_What this task involves_.
Find every line below that contains the word "with" and copy it out.

_Data to use_.
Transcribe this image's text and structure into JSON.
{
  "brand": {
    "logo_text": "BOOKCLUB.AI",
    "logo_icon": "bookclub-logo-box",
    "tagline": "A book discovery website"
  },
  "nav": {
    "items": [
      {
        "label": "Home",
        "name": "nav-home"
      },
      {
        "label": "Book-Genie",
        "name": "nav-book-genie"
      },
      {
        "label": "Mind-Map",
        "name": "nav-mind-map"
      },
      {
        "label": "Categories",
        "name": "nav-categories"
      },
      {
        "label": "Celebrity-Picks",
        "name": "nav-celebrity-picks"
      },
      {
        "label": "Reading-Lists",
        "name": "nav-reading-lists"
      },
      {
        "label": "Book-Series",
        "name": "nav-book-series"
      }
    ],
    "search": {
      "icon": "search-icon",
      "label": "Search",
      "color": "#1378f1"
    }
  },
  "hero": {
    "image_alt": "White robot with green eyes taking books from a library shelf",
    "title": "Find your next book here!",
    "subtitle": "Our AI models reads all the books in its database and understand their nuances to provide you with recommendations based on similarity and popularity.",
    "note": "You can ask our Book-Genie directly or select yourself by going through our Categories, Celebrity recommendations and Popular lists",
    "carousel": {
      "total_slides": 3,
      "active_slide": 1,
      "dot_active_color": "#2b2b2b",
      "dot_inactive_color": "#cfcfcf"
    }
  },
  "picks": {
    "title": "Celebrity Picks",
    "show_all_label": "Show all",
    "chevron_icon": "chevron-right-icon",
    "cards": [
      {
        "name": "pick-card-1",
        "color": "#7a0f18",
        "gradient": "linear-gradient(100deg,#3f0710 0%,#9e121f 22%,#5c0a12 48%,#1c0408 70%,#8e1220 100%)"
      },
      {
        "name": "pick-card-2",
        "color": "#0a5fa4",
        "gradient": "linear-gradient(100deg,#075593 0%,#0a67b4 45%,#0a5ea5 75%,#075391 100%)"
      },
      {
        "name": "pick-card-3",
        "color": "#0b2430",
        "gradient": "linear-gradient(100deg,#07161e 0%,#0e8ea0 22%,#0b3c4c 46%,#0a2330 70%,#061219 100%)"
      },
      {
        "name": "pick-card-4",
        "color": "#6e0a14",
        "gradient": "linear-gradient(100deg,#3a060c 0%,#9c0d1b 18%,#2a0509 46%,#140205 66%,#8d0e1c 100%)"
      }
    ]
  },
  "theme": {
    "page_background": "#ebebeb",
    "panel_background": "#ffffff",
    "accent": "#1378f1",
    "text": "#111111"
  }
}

_Exercise output_.
    "image_alt": "White robot with green eyes taking books from a library shelf",
    "subtitle": "Our AI models reads all the books in its database and understand their nuances to provide you with recommendations based on similarity and popularity.",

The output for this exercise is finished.